top of page


Population size: 

10,269,417 [1]

Number of people experiencing domestic abuse each year:

UN Violence against women reports Women who have experienced physical and/or sexual intimate partner violence in their lifetime: 19% Physical and/or Sexual Intimate Partner Violence in the last 12 months against women: 5%.

Lifetime Non-Partner Sexual Violence against women: 1% [2]

No research on male victims or other gender identities.

Cost of domestic abuse to the economy each year:

No research.

Estimated % change due to COVID-19:

Portugal has experienced a decrease in the reports of domestic violence by 26 percent in comparison to the same period in 2019 [3]

Current law and policy:

Portugal commits to increase protection and support to survivors of violence and reinforce public awareness and social mobilization.

Portugal commits to increase, by all means, the protection and support of victims of violence against women through the implementation of the Council of Europe Convention on Preventing and Combating Violence Against Women and Domestic Violence.

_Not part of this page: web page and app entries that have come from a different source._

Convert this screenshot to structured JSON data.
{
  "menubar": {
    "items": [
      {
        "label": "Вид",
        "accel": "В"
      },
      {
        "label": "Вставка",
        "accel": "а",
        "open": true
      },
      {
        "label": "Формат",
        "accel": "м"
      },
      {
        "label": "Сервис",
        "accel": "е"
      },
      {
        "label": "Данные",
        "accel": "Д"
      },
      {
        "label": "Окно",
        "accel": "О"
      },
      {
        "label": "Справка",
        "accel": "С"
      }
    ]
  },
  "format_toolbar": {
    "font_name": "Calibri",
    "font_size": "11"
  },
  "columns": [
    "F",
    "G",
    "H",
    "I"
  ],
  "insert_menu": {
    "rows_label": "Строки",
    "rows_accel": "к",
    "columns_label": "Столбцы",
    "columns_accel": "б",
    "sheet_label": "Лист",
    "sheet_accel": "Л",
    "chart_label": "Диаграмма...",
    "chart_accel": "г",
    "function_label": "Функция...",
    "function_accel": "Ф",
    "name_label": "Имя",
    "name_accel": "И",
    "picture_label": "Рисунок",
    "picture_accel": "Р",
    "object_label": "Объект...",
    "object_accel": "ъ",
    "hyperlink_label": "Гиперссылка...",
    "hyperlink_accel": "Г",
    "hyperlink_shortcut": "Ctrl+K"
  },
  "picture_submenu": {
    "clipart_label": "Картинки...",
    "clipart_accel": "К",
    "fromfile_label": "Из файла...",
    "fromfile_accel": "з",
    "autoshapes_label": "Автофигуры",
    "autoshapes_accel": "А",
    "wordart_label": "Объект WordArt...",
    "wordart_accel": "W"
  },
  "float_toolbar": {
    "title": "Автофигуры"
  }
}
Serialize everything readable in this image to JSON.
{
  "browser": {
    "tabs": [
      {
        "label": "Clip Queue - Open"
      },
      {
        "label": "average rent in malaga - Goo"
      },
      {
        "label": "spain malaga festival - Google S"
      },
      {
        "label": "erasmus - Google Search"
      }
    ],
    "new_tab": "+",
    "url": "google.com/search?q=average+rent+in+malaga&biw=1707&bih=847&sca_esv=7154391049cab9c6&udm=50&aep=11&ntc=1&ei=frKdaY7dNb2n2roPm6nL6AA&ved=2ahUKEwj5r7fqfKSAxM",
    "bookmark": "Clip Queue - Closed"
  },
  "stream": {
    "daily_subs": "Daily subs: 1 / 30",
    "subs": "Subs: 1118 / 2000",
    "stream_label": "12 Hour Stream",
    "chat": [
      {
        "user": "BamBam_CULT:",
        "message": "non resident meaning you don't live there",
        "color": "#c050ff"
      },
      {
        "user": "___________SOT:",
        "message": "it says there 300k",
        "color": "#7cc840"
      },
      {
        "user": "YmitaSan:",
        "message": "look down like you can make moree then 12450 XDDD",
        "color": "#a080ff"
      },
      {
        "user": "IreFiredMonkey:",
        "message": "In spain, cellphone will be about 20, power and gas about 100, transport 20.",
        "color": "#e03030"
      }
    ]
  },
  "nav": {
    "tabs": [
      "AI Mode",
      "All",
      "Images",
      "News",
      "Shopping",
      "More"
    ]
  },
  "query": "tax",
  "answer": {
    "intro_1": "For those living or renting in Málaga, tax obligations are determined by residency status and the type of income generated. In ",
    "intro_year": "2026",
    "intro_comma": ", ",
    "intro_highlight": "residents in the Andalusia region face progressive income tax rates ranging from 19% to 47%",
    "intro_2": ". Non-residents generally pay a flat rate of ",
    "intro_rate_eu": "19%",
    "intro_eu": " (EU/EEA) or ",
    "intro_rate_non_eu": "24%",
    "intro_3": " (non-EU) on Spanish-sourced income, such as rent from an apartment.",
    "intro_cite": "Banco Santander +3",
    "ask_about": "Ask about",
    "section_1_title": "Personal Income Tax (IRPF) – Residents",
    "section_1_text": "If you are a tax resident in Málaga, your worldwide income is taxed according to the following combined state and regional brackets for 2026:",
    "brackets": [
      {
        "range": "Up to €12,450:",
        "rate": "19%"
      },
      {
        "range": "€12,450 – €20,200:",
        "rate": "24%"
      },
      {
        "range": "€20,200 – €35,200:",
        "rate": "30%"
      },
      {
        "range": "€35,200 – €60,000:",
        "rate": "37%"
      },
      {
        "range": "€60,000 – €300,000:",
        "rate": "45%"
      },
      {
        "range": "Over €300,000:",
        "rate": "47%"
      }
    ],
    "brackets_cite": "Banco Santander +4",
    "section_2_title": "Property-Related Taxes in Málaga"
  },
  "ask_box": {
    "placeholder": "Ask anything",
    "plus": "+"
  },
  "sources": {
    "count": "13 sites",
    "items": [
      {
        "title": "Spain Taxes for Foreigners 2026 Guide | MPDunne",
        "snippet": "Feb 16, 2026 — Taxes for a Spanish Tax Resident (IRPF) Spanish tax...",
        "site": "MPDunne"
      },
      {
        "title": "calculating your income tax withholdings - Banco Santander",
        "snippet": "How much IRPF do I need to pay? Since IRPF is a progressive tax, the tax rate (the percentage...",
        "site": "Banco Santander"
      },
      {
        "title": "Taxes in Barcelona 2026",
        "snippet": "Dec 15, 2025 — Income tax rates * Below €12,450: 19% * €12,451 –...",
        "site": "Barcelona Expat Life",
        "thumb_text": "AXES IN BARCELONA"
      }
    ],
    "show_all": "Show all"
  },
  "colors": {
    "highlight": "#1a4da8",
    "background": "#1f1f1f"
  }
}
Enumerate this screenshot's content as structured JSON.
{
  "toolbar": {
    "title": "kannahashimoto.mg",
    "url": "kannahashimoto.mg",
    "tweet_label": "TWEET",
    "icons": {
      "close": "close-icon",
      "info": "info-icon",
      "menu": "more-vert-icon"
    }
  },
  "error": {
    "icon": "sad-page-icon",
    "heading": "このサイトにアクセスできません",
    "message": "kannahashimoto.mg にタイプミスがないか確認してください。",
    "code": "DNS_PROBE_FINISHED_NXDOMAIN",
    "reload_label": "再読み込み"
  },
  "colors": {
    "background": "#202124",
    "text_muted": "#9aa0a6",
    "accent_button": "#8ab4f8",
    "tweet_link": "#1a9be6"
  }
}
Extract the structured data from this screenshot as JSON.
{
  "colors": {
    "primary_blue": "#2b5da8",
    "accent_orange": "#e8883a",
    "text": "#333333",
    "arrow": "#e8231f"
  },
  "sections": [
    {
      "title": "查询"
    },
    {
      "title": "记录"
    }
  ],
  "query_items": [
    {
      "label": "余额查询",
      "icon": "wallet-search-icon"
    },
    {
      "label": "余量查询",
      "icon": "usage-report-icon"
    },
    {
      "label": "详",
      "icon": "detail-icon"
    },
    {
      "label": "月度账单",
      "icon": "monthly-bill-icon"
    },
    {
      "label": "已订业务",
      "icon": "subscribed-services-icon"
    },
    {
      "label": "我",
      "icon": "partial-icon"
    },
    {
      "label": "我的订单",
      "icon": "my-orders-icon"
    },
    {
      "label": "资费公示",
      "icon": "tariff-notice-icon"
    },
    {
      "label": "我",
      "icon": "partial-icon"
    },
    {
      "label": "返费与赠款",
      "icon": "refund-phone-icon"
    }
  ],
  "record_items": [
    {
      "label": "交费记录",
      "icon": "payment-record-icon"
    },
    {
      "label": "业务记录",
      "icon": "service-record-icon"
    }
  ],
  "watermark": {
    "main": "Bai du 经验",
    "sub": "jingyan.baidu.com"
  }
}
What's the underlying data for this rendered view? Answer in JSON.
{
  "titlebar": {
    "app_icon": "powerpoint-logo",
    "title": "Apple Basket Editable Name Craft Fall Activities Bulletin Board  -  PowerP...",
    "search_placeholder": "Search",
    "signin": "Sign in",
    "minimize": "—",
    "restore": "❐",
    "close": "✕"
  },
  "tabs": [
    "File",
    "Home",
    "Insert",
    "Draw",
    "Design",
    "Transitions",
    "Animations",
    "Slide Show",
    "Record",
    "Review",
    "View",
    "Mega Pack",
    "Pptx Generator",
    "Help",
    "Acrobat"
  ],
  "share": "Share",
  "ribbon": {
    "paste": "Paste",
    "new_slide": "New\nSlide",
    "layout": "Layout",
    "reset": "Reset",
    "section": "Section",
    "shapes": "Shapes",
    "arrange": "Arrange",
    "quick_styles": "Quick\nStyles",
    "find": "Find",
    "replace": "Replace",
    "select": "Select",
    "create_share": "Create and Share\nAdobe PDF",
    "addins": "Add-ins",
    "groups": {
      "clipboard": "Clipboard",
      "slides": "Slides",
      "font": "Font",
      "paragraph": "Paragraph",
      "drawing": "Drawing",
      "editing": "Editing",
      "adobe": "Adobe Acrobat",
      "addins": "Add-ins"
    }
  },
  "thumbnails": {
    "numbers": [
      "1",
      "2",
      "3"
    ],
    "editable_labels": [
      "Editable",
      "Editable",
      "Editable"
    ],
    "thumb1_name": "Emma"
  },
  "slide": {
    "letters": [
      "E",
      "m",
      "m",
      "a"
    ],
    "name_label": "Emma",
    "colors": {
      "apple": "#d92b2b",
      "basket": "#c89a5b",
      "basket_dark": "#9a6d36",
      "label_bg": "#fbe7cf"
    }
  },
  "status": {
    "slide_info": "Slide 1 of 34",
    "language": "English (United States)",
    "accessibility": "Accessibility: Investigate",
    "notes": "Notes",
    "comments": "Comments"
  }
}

Portugal commits to continue its efforts to implement the IV National Plan Against Domestic Violence, which promotes measures concerning the prevention, protection of victims and qualification of professionals, involving all relevant stakeholders; as well as implement the II Program for the Elimination of Female Genital Mutilation and the II National Plan Against Trafficking in Human Beings.

Portugal further commits to reinforce public awareness and social mobilization and continue to raise public awareness on elimination of violence against women through annual campaigns. In 2012, Portugal improved the means of protection of victims by extending the tele-assistance system, increasing the use of means of electronic surveillance of the aggressors and intensifying the training of judges, prosecutors and security forces. It also established new provisions for victims when they leave the shelters and certainly need additional support. The shelters technical teams have now a financial fund to support women victims of violence, in addition to other social supports provided by law. Portugal commits to reinforce measures in order to guarantee a protective environment for women who are victims of domestic violence.

To help the women that cannot return to their home, the Government signed a protocol with the National Association of Portuguese Municipalities establishing a network of solidary municipalities to improve access to housing. Recognizing that the access to employment and training is critical to empower survivors, Portugal has created an employment support system. Focal points have been established for survivors in the employment and vocational training centres. Portugal commits to continue to take all necessary steps in protecting and empowering women survivors of violence. Portugal’s “National Domestic Violence Journeys” allowed a debate and constituted an intense time of reflection on the causes behind violence in the family context. It involved security, justice, health, education, social security and employment sectors. Portugal is launching a study on the prevalence of Female Genital Mutilation and increasing its work with communities where FGM is practiced. In order to do that, it is strengthening relationship with migrant associations and creating new possibilities for financial support to their activities in the community.

Portugal has adopted a national action plan for the implementation of the UN Security Council Resolution 1325 that aims, in particular, to increase the participation of Portuguese women in peacekeeping missions and to ensure the training of those involved in peace-building processes, both on gender equality and gender violence.



[1] The World Bank, (1)

[2] UN Women, “Global Database on Violence Against Women – Portugal”, (



bottom of page